Margarine and shortening are commonly used to make flaky and crumbly pastries due to their higher melting point (Margarine at 35 to 38°C and Shortening at 46 to 48°C).
Making them easier to handle despite a warmer room temperature.
However, it often leaves an unpleasant and waxy taste in the mouth.
On the other hand, butter has a melting point at 32 to 35 °C, which means the product would spread before the binding agent firms up.
For a better mouthfeel and tender pastry, butter is the best choice as it adds flavour and richness.
Although, it is a common practice to use half the amount of butter and half of margarine to make pastries.
There are specially made pure butter sheets for pastries such as Anchor’s Lamination Butter Sheet that is convenient and ideal for any bakery due to its higher melting point.
This solves the pain point of managing butter’s lower melting point, whilst meeting pastry chefs’ handling requirements.
Next, Liquid: Water and milk are the most commonly used liquids used in pastry making, but orange or lemon juice, cream, eggs, and other additions can also be added.
They contribute to the flavour and texture of the pastry, giving it structure and flakiness to the crust.
For example, if too much liquid is added, the crust will be tough.

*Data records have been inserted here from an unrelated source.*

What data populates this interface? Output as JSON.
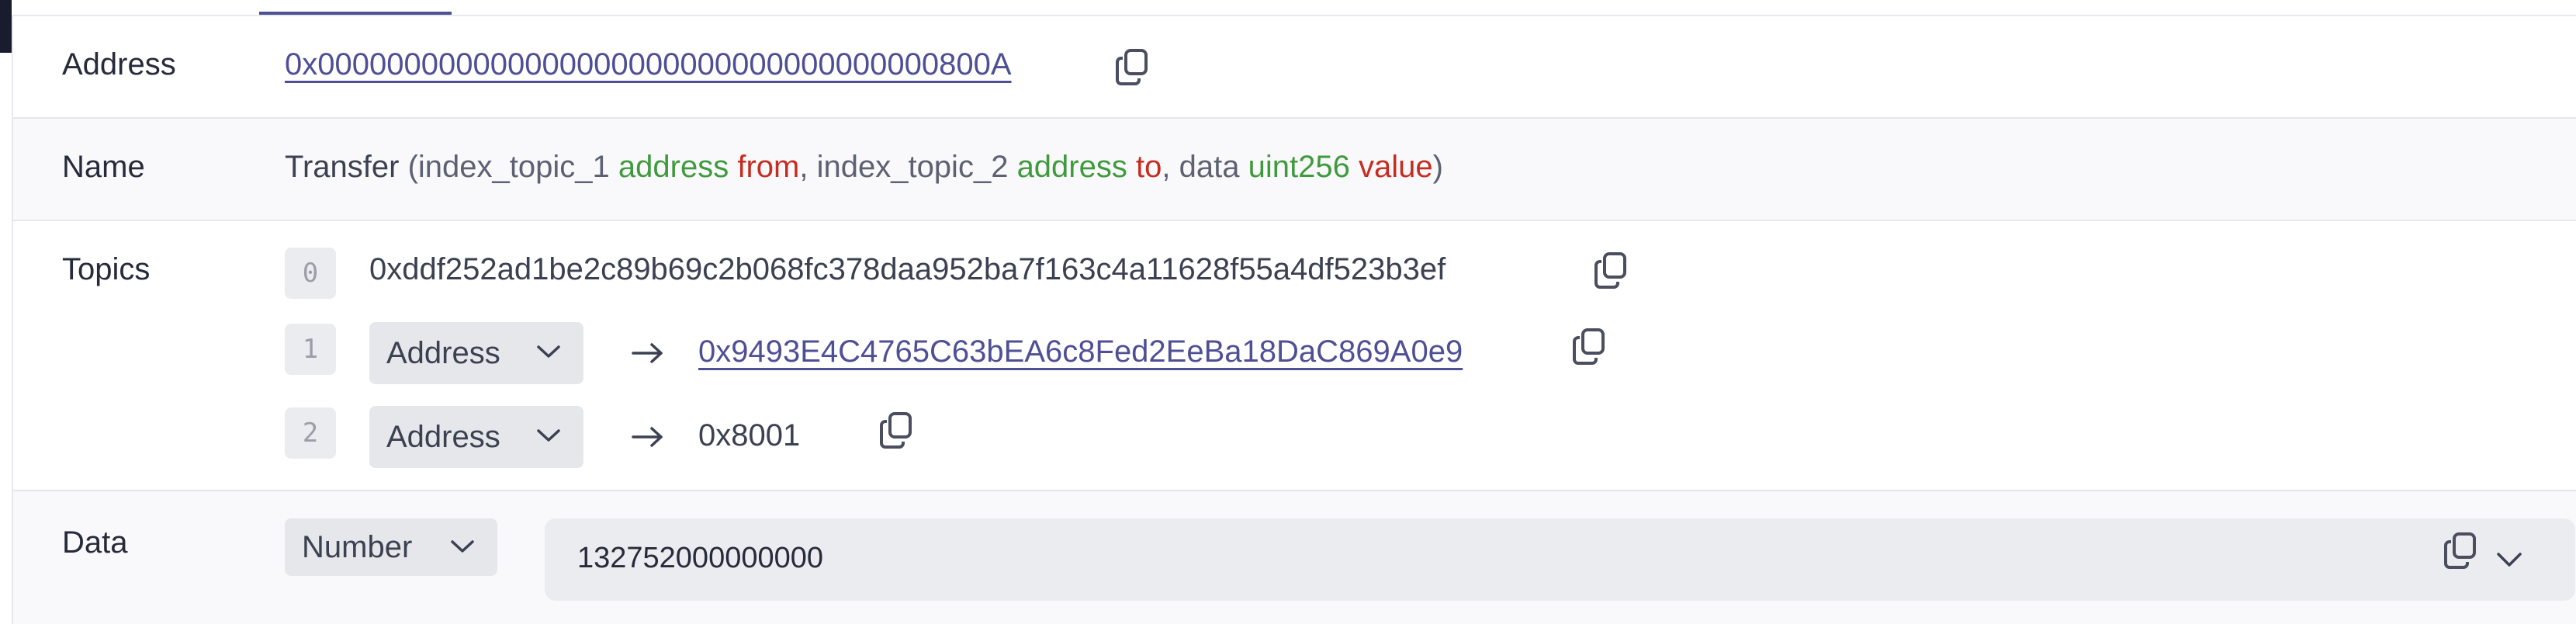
{
  "rows": {
    "address": {
      "label": "Address",
      "value": "0x000000000000000000000000000000000000800A"
    },
    "name": {
      "label": "Name",
      "event": "Transfer",
      "open_paren": "(",
      "p1_index": "index_topic_1",
      "p1_type": "address",
      "p1_name": "from",
      "sep1": ",",
      "p2_index": "index_topic_2",
      "p2_type": "address",
      "p2_name": "to",
      "sep2": ",",
      "p3_index": "data",
      "p3_type": "uint256",
      "p3_name": "value",
      "close_paren": ")"
    },
    "topics": {
      "label": "Topics",
      "items": [
        {
          "index": "0",
          "value": "0xddf252ad1be2c89b69c2b068fc378daa952ba7f163c4a11628f55a4df523b3ef"
        },
        {
          "index": "1",
          "format": "Address",
          "value": "0x9493E4C4765C63bEA6c8Fed2EeBa18DaC869A0e9"
        },
        {
          "index": "2",
          "format": "Address",
          "value": "0x8001"
        }
      ]
    },
    "data": {
      "label": "Data",
      "format": "Number",
      "value": "132752000000000"
    }
  },
  "icons": {
    "copy": "copy-icon",
    "chevron": "chevron-down-icon",
    "arrow": "arrow-right-icon"
  },
  "colors": {
    "link": "#4f4f96",
    "type": "#3f9a3d",
    "variable": "#c52d21",
    "text": "#262a3b"
  }
}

If too little liquid the crust will fall apart.
During baking, the liquid turns to steam, helping to leaven the pastry. Water helps to develop the gluten, therefore the liquid starts the development of gluten in the flour.
Sugar gives the crust colour and flavour. During production, having sugar also makes it easier to sheet out the dough.
Salt enhances the taste and flavour to the pastries. Salt must be dissolved in the liquid before added to the mix to ensure even distribution. By using unsalted butter, you could control the amount of salt.
Eggs. While eggs may not be a core ingredient for pastry making, it does help to improve the flakiness or crumbly texture of pastry.
It contains proteins that provide structure, which helps to bind the dough. The protein in egg coagulates when there is heat during baking, which helps form the batter and provides stability.
Which brings us to cookies. Cookies are one of my favourite snacks because they are crispy, sweet and so easy to eat.
Just like other form of pastries, cookies are the perfect example of how Flour, Fats, Liquid, Sugar, Salt and Eggs affect the product.
In conclusion, by knowing the ingredients needed for pastry making as well as how it affects the final product, you can make the perfect pastry that is soft and short, flaky or crumbly.